_Required action_. Retype all data exactly as given. Pictures should not be retyped.

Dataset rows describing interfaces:
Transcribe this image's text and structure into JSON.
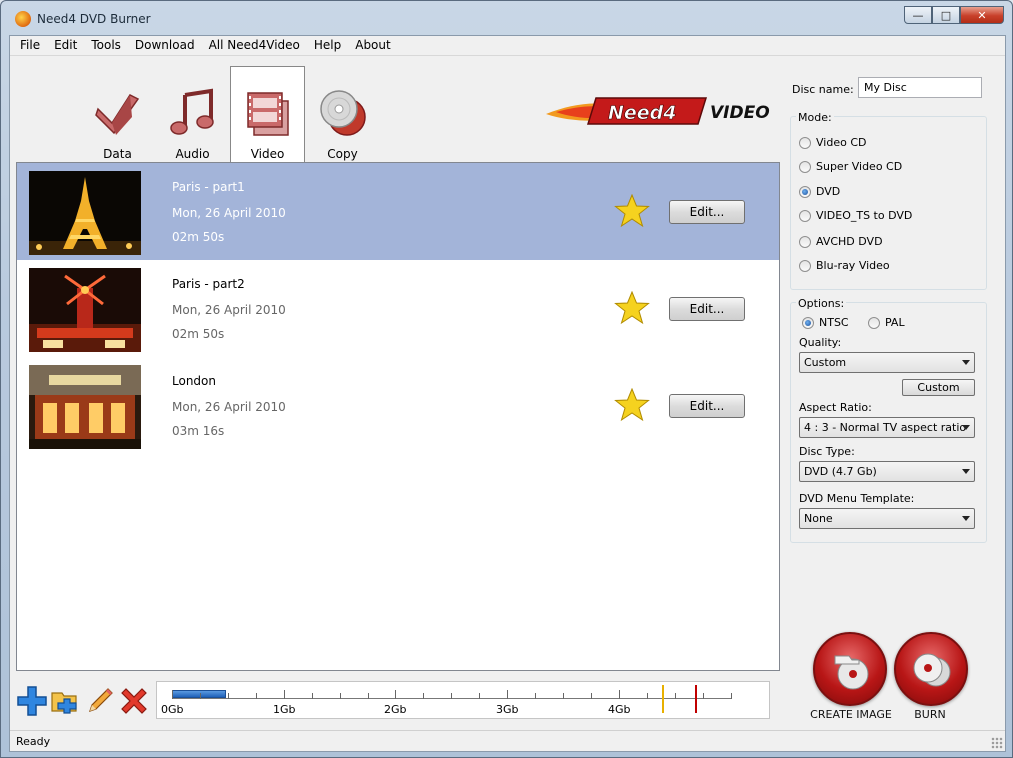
{
  "window": {
    "title": "Need4 DVD Burner"
  },
  "menu": [
    "File",
    "Edit",
    "Tools",
    "Download",
    "All Need4Video",
    "Help",
    "About"
  ],
  "tabs": [
    {
      "label": "Data",
      "icon": "data-icon"
    },
    {
      "label": "Audio",
      "icon": "music-note-icon"
    },
    {
      "label": "Video",
      "icon": "film-icon"
    },
    {
      "label": "Copy",
      "icon": "disc-copy-icon"
    }
  ],
  "logo": {
    "text_brand": "Need4",
    "text_product": "VIDEO"
  },
  "videos": [
    {
      "name": "Paris - part1",
      "date": "Mon, 26 April 2010",
      "duration": "02m 50s",
      "edit_label": "Edit...",
      "selected": true
    },
    {
      "name": "Paris - part2",
      "date": "Mon, 26 April 2010",
      "duration": "02m 50s",
      "edit_label": "Edit...",
      "selected": false
    },
    {
      "name": "London",
      "date": "Mon, 26 April 2010",
      "duration": "03m 16s",
      "edit_label": "Edit...",
      "selected": false
    }
  ],
  "capacity": {
    "labels": [
      "0Gb",
      "1Gb",
      "2Gb",
      "3Gb",
      "4Gb"
    ],
    "used_gb": 0.5
  },
  "disc": {
    "name_label": "Disc name:",
    "name_value": "My Disc",
    "mode_label": "Mode:",
    "modes": [
      {
        "label": "Video CD",
        "checked": false
      },
      {
        "label": "Super Video CD",
        "checked": false
      },
      {
        "label": "DVD",
        "checked": true
      },
      {
        "label": "VIDEO_TS to DVD",
        "checked": false
      },
      {
        "label": "AVCHD DVD",
        "checked": false
      },
      {
        "label": "Blu-ray Video",
        "checked": false
      }
    ]
  },
  "options": {
    "label": "Options:",
    "ntsc": "NTSC",
    "pal": "PAL",
    "quality_label": "Quality:",
    "quality_value": "Custom",
    "custom_button": "Custom",
    "aspect_label": "Aspect Ratio:",
    "aspect_value": "4 : 3 - Normal TV aspect ratio",
    "disc_type_label": "Disc Type:",
    "disc_type_value": "DVD (4.7 Gb)",
    "menu_template_label": "DVD Menu Template:",
    "menu_template_value": "None"
  },
  "actions": {
    "create_image": "CREATE IMAGE",
    "burn": "BURN"
  },
  "status": "Ready",
  "colors": {
    "selected_row": "#a3b4d9",
    "accent_red": "#b81616",
    "capacity_blue": "#1f61b8"
  }
}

_Answer_.
Transcribe this image's text and structure into JSON.
{
  "window": {
    "title": "Need4 DVD Burner"
  },
  "menu": [
    "File",
    "Edit",
    "Tools",
    "Download",
    "All Need4Video",
    "Help",
    "About"
  ],
  "tabs": [
    {
      "label": "Data",
      "icon": "data-icon"
    },
    {
      "label": "Audio",
      "icon": "music-note-icon"
    },
    {
      "label": "Video",
      "icon": "film-icon"
    },
    {
      "label": "Copy",
      "icon": "disc-copy-icon"
    }
  ],
  "logo": {
    "text_brand": "Need4",
    "text_product": "VIDEO"
  },
  "videos": [
    {
      "name": "Paris - part1",
      "date": "Mon, 26 April 2010",
      "duration": "02m 50s",
      "edit_label": "Edit...",
      "selected": true
    },
    {
      "name": "Paris - part2",
      "date": "Mon, 26 April 2010",
      "duration": "02m 50s",
      "edit_label": "Edit...",
      "selected": false
    },
    {
      "name": "London",
      "date": "Mon, 26 April 2010",
      "duration": "03m 16s",
      "edit_label": "Edit...",
      "selected": false
    }
  ],
  "capacity": {
    "labels": [
      "0Gb",
      "1Gb",
      "2Gb",
      "3Gb",
      "4Gb"
    ],
    "used_gb": 0.5
  },
  "disc": {
    "name_label": "Disc name:",
    "name_value": "My Disc",
    "mode_label": "Mode:",
    "modes": [
      {
        "label": "Video CD",
        "checked": false
      },
      {
        "label": "Super Video CD",
        "checked": false
      },
      {
        "label": "DVD",
        "checked": true
      },
      {
        "label": "VIDEO_TS to DVD",
        "checked": false
      },
      {
        "label": "AVCHD DVD",
        "checked": false
      },
      {
        "label": "Blu-ray Video",
        "checked": false
      }
    ]
  },
  "options": {
    "label": "Options:",
    "ntsc": "NTSC",
    "pal": "PAL",
    "quality_label": "Quality:",
    "quality_value": "Custom",
    "custom_button": "Custom",
    "aspect_label": "Aspect Ratio:",
    "aspect_value": "4 : 3 - Normal TV aspect ratio",
    "disc_type_label": "Disc Type:",
    "disc_type_value": "DVD (4.7 Gb)",
    "menu_template_label": "DVD Menu Template:",
    "menu_template_value": "None"
  },
  "actions": {
    "create_image": "CREATE IMAGE",
    "burn": "BURN"
  },
  "status": "Ready",
  "colors": {
    "selected_row": "#a3b4d9",
    "accent_red": "#b81616",
    "capacity_blue": "#1f61b8"
  }
}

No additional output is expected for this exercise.